Suicide is on the rise. In fact, it’s the third leading cause of death among teens. Sixty percent say they’ve thought about it, and nine percent admit that they have attempted it at least once.
Don’t ignore the warning signs that a loved one may be contemplating taking his or her life.
- Threatening, talking or writing about wanting to hurt or kill him/herself and/or seeking ways to kill him/herself
- Has excessive and persistent rage, uncontrolled anger, seeking revenge
- Has a family history of violence or sexual abuse
- Acting reckless or engaging in risky activities without apparent fear
- Increasing alcohol or drug use
- Exposure to painful or provocative events
- Withdrawing from friends, family and society; neglecting personal care and giving away prized possessions
- Expressing no reason or purpose for living; has feelings of hopelessness, worthlessness, depressed mood, poor self-esteem, guilt or is feeling like a burden
- Has trouble concentrating or making decisions
- Feeling that he/she made a mistake
- Neglecting personal care
- Does not fear pain or self-harm
- Experiencing persistent physical symptoms that do not respond to routine treatment and feels tired or exhausted all of the time
- Someone who is by contrast suddenly acting happier, calmer
- Suffering a recent, significant loss such as the death of a parent or friend

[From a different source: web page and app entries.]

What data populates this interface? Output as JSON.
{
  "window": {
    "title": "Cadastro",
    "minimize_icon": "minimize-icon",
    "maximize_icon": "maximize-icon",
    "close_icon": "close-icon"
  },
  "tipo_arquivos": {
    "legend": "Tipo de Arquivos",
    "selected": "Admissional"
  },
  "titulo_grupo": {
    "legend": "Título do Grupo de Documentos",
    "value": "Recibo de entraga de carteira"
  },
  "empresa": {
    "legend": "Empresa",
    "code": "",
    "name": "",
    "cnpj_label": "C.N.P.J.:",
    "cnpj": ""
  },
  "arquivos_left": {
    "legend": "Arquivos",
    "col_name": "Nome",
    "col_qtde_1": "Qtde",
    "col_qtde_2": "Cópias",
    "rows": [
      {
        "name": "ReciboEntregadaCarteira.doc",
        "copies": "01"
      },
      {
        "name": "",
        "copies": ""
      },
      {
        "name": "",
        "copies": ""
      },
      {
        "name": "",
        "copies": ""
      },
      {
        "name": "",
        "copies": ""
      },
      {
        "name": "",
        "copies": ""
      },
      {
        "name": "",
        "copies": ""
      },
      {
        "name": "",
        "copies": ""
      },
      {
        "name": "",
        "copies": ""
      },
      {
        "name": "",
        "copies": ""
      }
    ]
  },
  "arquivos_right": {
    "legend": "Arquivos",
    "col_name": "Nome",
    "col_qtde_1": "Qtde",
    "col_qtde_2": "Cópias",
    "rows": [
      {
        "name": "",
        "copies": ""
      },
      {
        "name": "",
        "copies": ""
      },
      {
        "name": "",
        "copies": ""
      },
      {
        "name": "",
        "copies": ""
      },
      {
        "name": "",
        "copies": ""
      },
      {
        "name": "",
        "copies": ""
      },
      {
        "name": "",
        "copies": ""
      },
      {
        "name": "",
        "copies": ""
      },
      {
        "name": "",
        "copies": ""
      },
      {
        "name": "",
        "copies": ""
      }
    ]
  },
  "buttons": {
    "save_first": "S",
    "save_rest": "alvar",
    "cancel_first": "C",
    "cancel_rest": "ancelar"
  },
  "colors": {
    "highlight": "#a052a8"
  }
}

If someone you know is planning to take his or her life, please contact the National Suicide Prevention Lifeline at 1 (800) 273-TALK (8255).